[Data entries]
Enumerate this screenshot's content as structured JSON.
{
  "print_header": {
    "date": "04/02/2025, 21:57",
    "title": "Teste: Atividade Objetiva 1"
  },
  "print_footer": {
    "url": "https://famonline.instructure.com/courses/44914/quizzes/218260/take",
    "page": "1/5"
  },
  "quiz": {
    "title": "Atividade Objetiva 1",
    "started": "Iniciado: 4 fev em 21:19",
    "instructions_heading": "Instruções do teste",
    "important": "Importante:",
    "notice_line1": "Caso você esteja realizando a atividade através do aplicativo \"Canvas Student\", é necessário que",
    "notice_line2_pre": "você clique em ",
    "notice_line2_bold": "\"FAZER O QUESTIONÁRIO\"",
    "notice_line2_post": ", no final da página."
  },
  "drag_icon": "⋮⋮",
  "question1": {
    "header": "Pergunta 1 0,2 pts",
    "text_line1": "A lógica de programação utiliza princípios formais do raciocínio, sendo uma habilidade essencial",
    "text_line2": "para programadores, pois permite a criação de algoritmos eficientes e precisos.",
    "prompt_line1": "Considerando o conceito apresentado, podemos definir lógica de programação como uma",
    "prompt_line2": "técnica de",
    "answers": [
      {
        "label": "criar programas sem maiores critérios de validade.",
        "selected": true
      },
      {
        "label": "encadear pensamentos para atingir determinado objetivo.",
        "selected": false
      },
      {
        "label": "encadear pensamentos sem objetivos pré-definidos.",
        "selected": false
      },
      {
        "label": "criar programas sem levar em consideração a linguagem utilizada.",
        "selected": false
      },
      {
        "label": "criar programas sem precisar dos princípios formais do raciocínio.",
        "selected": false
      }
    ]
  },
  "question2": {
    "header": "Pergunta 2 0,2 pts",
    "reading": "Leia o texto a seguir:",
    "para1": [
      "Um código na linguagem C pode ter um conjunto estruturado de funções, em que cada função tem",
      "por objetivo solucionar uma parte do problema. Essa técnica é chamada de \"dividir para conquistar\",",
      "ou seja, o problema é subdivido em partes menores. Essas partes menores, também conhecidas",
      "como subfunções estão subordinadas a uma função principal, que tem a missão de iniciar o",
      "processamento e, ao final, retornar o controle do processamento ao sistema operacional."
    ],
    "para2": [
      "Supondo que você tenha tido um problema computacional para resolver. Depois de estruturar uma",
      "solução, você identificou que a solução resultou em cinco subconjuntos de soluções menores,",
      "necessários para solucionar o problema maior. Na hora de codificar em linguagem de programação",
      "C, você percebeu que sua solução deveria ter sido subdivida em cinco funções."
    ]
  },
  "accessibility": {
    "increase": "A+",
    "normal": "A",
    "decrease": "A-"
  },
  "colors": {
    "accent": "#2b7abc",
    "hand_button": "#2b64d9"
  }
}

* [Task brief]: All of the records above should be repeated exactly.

* [Result of this exercise]:
Enumerate this screenshot's content as structured JSON.
{
  "print_header": {
    "date": "04/02/2025, 21:57",
    "title": "Teste: Atividade Objetiva 1"
  },
  "print_footer": {
    "url": "https://famonline.instructure.com/courses/44914/quizzes/218260/take",
    "page": "1/5"
  },
  "quiz": {
    "title": "Atividade Objetiva 1",
    "started": "Iniciado: 4 fev em 21:19",
    "instructions_heading": "Instruções do teste",
    "important": "Importante:",
    "notice_line1": "Caso você esteja realizando a atividade através do aplicativo \"Canvas Student\", é necessário que",
    "notice_line2_pre": "você clique em ",
    "notice_line2_bold": "\"FAZER O QUESTIONÁRIO\"",
    "notice_line2_post": ", no final da página."
  },
  "drag_icon": "⋮⋮",
  "question1": {
    "header": "Pergunta 1 0,2 pts",
    "text_line1": "A lógica de programação utiliza princípios formais do raciocínio, sendo uma habilidade essencial",
    "text_line2": "para programadores, pois permite a criação de algoritmos eficientes e precisos.",
    "prompt_line1": "Considerando o conceito apresentado, podemos definir lógica de programação como uma",
    "prompt_line2": "técnica de",
    "answers": [
      {
        "label": "criar programas sem maiores critérios de validade.",
        "selected": true
      },
      {
        "label": "encadear pensamentos para atingir determinado objetivo.",
        "selected": false
      },
      {
        "label": "encadear pensamentos sem objetivos pré-definidos.",
        "selected": false
      },
      {
        "label": "criar programas sem levar em consideração a linguagem utilizada.",
        "selected": false
      },
      {
        "label": "criar programas sem precisar dos princípios formais do raciocínio.",
        "selected": false
      }
    ]
  },
  "question2": {
    "header": "Pergunta 2 0,2 pts",
    "reading": "Leia o texto a seguir:",
    "para1": [
      "Um código na linguagem C pode ter um conjunto estruturado de funções, em que cada função tem",
      "por objetivo solucionar uma parte do problema. Essa técnica é chamada de \"dividir para conquistar\",",
      "ou seja, o problema é subdivido em partes menores. Essas partes menores, também conhecidas",
      "como subfunções estão subordinadas a uma função principal, que tem a missão de iniciar o",
      "processamento e, ao final, retornar o controle do processamento ao sistema operacional."
    ],
    "para2": [
      "Supondo que você tenha tido um problema computacional para resolver. Depois de estruturar uma",
      "solução, você identificou que a solução resultou em cinco subconjuntos de soluções menores,",
      "necessários para solucionar o problema maior. Na hora de codificar em linguagem de programação",
      "C, você percebeu que sua solução deveria ter sido subdivida em cinco funções."
    ]
  },
  "accessibility": {
    "increase": "A+",
    "normal": "A",
    "decrease": "A-"
  },
  "colors": {
    "accent": "#2b7abc",
    "hand_button": "#2b64d9"
  }
}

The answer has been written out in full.